■ **PROBLEM DETAILS**
After counting the lines below that hold the word "this", reply with the count and nothing else.
PROVIDED INFORMATION section start
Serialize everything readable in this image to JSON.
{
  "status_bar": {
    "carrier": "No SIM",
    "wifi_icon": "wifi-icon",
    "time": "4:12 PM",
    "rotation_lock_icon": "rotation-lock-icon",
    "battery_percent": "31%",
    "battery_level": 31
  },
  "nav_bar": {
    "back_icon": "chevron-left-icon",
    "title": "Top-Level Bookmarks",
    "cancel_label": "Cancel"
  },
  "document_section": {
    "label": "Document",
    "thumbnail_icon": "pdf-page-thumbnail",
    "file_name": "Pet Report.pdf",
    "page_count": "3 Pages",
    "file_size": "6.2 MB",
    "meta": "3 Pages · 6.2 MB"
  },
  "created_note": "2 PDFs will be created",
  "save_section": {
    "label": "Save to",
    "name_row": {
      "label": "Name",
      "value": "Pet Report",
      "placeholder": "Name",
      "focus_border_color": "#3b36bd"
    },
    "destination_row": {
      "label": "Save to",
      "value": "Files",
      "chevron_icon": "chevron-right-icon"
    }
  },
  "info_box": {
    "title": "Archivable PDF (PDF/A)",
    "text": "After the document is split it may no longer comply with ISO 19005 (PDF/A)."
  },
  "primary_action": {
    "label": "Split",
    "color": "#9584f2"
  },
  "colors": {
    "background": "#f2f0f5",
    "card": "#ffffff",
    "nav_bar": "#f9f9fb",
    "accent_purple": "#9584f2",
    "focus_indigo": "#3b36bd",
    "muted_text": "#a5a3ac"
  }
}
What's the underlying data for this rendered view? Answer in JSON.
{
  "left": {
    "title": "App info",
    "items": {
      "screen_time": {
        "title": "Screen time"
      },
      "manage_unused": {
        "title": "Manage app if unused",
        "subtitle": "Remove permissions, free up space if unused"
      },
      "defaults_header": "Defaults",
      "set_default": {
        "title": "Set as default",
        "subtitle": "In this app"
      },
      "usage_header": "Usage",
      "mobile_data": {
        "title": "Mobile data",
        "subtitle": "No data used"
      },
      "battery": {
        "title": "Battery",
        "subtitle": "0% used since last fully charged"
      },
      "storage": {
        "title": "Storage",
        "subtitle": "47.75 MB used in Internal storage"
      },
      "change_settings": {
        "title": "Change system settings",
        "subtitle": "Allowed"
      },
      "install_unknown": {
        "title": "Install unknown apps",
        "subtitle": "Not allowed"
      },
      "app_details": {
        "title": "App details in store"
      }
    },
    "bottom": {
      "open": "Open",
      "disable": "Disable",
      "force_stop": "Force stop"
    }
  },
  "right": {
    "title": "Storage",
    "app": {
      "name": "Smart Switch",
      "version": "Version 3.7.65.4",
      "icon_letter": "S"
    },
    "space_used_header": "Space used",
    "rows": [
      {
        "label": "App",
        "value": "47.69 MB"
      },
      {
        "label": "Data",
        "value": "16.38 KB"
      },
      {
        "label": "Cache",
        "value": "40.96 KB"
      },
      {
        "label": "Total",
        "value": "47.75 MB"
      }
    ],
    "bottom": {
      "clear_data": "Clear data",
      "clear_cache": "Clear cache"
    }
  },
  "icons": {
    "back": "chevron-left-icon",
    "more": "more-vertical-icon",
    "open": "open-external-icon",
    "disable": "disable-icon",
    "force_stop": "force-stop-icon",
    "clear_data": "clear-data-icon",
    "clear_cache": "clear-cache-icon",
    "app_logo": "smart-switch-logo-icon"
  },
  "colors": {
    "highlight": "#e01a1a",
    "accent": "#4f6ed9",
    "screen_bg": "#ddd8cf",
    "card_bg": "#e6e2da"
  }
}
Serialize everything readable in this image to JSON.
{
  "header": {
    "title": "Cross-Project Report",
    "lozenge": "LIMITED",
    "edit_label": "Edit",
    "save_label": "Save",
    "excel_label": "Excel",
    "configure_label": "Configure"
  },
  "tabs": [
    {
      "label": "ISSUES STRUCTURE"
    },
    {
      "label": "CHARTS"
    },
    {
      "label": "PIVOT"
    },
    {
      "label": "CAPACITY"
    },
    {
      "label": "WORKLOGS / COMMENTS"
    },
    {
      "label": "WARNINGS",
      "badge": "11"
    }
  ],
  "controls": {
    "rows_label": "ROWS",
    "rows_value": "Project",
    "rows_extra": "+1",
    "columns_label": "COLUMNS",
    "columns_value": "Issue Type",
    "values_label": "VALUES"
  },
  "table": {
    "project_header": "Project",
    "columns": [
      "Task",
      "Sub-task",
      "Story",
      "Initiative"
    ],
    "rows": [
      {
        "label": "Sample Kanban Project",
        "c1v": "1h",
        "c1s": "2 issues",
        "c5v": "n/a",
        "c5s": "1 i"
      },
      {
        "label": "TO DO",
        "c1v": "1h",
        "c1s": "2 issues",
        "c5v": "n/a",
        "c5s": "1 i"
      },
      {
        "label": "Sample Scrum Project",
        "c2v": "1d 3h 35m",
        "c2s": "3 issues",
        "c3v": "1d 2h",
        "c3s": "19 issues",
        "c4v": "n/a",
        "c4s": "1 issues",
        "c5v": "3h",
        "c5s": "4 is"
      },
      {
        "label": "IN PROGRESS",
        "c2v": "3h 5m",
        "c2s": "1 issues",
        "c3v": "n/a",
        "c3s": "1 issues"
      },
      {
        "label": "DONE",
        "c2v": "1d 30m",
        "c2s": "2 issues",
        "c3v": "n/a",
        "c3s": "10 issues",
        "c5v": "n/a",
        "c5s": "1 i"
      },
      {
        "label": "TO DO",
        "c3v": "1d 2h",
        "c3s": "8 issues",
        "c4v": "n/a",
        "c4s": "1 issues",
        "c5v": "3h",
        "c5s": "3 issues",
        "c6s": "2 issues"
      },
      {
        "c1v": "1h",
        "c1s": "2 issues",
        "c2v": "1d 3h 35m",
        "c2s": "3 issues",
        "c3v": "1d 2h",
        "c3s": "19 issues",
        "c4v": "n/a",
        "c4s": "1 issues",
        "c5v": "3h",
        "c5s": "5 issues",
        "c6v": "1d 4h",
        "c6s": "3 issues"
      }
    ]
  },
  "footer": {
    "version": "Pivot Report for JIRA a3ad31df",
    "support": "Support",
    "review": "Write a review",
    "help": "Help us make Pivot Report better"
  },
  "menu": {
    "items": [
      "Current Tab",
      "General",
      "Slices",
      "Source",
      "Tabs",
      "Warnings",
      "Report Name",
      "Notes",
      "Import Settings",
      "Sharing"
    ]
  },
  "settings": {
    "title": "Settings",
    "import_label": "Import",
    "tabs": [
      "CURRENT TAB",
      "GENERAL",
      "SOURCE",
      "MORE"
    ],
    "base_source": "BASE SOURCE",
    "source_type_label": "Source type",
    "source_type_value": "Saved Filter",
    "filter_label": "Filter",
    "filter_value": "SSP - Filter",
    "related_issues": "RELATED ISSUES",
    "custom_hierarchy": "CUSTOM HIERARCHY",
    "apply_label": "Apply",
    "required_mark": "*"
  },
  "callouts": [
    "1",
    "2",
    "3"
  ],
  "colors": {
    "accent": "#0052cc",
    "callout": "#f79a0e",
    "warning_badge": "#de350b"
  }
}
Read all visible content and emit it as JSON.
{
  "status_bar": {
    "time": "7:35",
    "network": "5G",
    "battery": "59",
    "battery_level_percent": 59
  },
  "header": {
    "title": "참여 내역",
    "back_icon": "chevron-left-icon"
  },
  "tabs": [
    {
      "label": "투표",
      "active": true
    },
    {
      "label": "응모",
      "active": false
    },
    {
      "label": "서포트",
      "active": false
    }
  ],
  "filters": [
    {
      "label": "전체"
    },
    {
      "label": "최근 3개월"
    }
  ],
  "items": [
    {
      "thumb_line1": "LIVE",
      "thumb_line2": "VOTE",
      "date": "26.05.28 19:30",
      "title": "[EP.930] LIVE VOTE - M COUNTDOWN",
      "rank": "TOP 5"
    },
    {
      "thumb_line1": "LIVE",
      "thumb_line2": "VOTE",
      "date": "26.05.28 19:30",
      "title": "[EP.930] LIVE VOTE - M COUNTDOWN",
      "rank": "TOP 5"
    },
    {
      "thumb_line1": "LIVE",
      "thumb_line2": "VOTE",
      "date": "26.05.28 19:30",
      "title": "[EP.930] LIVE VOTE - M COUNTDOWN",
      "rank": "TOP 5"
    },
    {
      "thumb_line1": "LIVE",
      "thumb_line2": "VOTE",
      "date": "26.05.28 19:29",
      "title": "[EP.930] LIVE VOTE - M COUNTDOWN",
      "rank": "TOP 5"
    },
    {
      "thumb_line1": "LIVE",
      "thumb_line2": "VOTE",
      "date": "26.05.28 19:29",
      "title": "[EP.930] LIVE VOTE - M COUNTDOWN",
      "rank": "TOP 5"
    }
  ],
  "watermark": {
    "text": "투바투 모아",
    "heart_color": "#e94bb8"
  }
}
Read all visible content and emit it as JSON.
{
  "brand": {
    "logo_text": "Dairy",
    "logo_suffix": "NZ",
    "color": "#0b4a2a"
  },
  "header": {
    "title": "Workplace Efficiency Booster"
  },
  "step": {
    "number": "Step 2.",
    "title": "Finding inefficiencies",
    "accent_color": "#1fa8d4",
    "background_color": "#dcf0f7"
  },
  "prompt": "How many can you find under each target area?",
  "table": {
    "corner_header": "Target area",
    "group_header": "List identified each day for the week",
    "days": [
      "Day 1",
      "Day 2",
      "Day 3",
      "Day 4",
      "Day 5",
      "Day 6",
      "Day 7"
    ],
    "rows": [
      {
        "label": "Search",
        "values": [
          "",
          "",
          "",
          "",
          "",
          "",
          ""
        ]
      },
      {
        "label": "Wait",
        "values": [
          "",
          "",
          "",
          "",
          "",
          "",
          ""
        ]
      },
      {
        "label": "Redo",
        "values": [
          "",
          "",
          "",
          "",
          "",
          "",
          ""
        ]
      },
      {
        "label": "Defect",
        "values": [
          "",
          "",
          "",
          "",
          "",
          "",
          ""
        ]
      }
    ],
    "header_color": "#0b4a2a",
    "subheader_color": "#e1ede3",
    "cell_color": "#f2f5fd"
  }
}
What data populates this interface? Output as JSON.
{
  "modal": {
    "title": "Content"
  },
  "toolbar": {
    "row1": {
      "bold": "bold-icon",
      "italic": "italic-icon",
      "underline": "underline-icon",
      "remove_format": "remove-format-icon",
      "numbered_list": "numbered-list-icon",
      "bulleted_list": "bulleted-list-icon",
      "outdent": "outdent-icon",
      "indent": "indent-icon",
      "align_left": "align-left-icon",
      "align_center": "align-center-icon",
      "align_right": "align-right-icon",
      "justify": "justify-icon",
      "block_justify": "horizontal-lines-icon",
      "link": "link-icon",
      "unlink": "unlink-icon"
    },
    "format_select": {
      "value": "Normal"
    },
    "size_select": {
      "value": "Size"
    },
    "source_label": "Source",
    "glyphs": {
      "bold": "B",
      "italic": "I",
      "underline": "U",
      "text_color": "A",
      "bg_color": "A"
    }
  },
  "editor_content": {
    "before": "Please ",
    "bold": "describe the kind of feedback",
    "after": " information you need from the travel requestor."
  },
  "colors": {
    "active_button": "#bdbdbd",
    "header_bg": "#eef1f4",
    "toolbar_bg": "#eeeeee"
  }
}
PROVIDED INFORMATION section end
■ **OUTPUT OF THE TASK**
5